> Entries from a dataset of interfaces

-------

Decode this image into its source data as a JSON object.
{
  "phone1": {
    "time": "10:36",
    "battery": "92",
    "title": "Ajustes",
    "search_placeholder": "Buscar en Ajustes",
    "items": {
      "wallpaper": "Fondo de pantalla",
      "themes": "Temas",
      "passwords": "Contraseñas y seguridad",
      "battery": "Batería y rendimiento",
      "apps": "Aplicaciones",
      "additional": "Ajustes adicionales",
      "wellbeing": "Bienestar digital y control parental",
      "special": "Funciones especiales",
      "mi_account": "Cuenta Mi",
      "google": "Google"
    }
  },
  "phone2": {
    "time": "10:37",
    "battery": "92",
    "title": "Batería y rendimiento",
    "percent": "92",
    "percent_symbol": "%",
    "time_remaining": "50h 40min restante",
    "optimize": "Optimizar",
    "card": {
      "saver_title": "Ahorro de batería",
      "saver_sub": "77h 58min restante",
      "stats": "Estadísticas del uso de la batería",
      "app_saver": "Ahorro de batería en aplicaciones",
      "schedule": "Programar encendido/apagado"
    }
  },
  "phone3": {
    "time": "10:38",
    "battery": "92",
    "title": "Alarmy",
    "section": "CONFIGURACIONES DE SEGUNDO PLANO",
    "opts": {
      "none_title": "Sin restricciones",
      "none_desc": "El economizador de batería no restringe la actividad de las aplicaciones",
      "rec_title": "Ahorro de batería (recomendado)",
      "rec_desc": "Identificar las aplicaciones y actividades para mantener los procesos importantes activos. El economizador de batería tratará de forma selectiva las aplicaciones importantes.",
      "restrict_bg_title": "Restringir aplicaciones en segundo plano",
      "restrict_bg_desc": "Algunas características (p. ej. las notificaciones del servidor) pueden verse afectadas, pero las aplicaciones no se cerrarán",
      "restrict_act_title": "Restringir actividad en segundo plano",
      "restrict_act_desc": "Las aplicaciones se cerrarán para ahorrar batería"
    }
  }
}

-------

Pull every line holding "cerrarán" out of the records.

      "restrict_bg_desc": "Algunas características (p. ej. las notificaciones del servidor) pueden verse afectadas, pero las aplicaciones no se cerrarán",
      "restrict_act_desc": "Las aplicaciones se cerrarán para ahorrar batería"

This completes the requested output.